### AIM OF THE EXERCISE
Write out the lines below once more, exactly as they appear. Do not include pictures.

### Element data from apps and pages
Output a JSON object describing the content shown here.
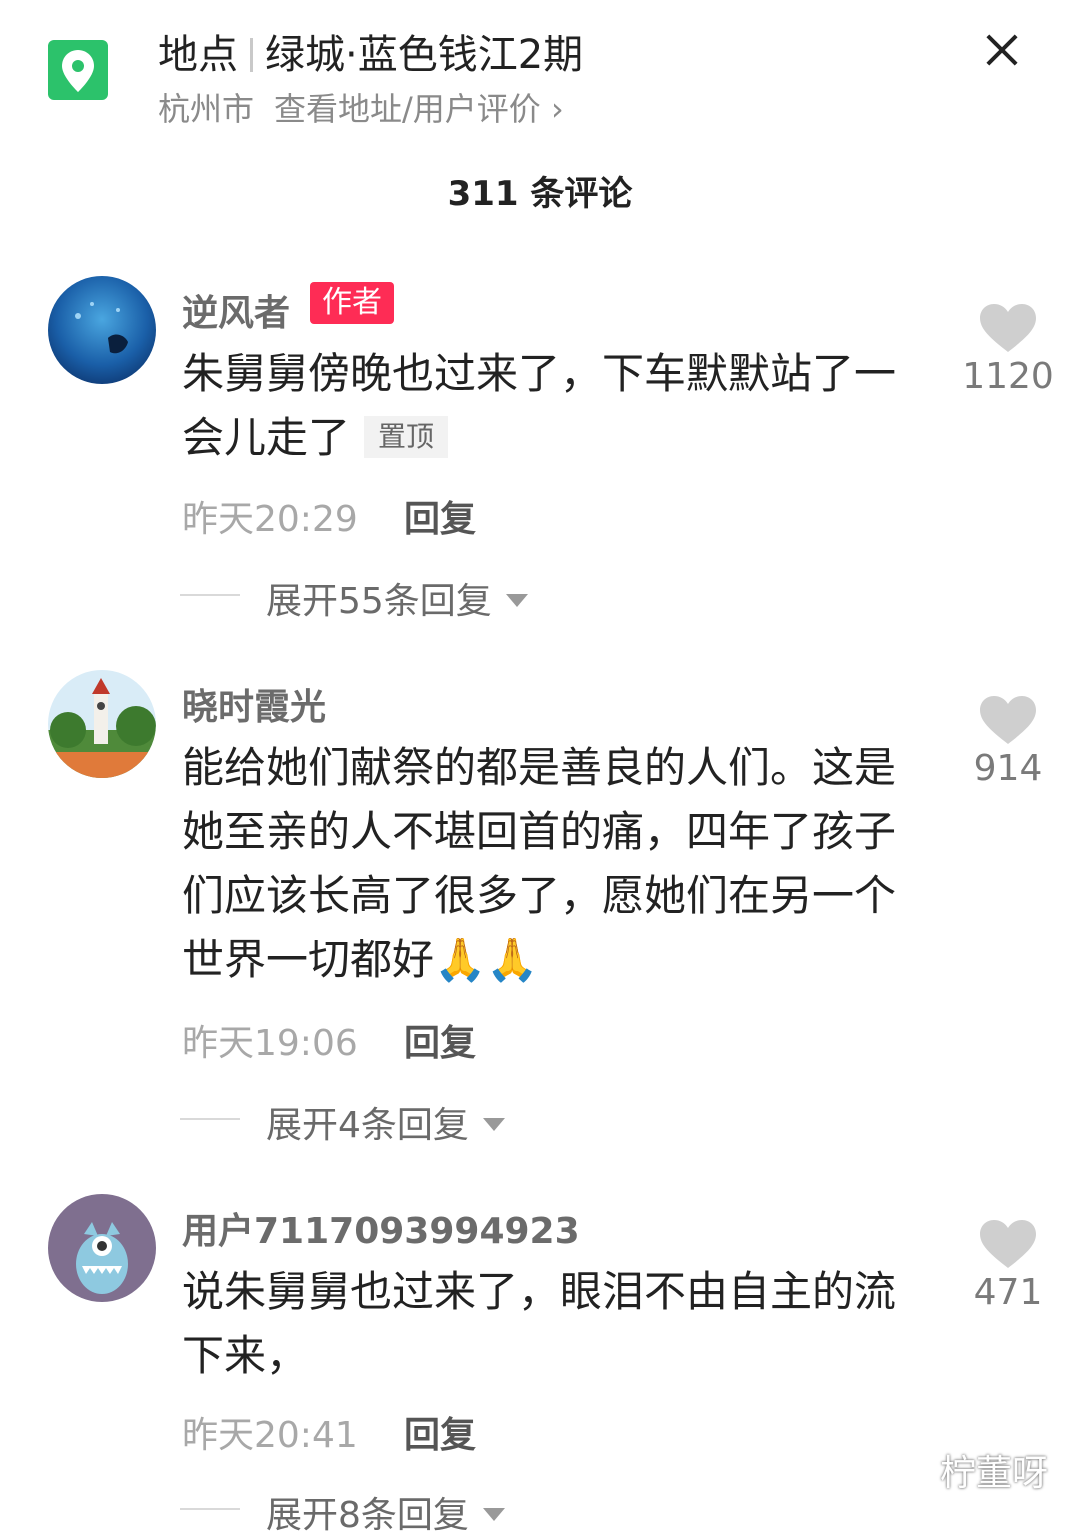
{
  "location": {
    "label": "地点",
    "name": "绿城·蓝色钱江2期",
    "city": "杭州市",
    "link": "查看地址/用户评价 ›"
  },
  "comments_count": "311 条评论",
  "comments": [
    {
      "username": "逆风者",
      "badge": "作者",
      "text": "朱舅舅傍晚也过来了，下车默默站了一会儿走了",
      "pinned": "置顶",
      "time": "昨天20:29",
      "reply": "回复",
      "expand": "展开55条回复",
      "likes": "1120"
    },
    {
      "username": "晓时霞光",
      "text": "能给她们献祭的都是善良的人们。这是她至亲的人不堪回首的痛，四年了孩子们应该长高了很多了，愿她们在另一个世界一切都好🙏🙏",
      "time": "昨天19:06",
      "reply": "回复",
      "expand": "展开4条回复",
      "likes": "914"
    },
    {
      "username": "用户7117093994923",
      "text": "说朱舅舅也过来了，眼泪不由自主的流下来，",
      "time": "昨天20:41",
      "reply": "回复",
      "expand": "展开8条回复",
      "likes": "471"
    }
  ],
  "watermark": "柠董呀",
  "colors": {
    "accent_green": "#2cc26b",
    "author_badge": "#fe2c55"
  }
}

### RESULT OF THE EXERCISE
Output a JSON object describing the content shown here.
{
  "location": {
    "label": "地点",
    "name": "绿城·蓝色钱江2期",
    "city": "杭州市",
    "link": "查看地址/用户评价 ›"
  },
  "comments_count": "311 条评论",
  "comments": [
    {
      "username": "逆风者",
      "badge": "作者",
      "text": "朱舅舅傍晚也过来了，下车默默站了一会儿走了",
      "pinned": "置顶",
      "time": "昨天20:29",
      "reply": "回复",
      "expand": "展开55条回复",
      "likes": "1120"
    },
    {
      "username": "晓时霞光",
      "text": "能给她们献祭的都是善良的人们。这是她至亲的人不堪回首的痛，四年了孩子们应该长高了很多了，愿她们在另一个世界一切都好🙏🙏",
      "time": "昨天19:06",
      "reply": "回复",
      "expand": "展开4条回复",
      "likes": "914"
    },
    {
      "username": "用户7117093994923",
      "text": "说朱舅舅也过来了，眼泪不由自主的流下来，",
      "time": "昨天20:41",
      "reply": "回复",
      "expand": "展开8条回复",
      "likes": "471"
    }
  ],
  "watermark": "柠董呀",
  "colors": {
    "accent_green": "#2cc26b",
    "author_badge": "#fe2c55"
  }
}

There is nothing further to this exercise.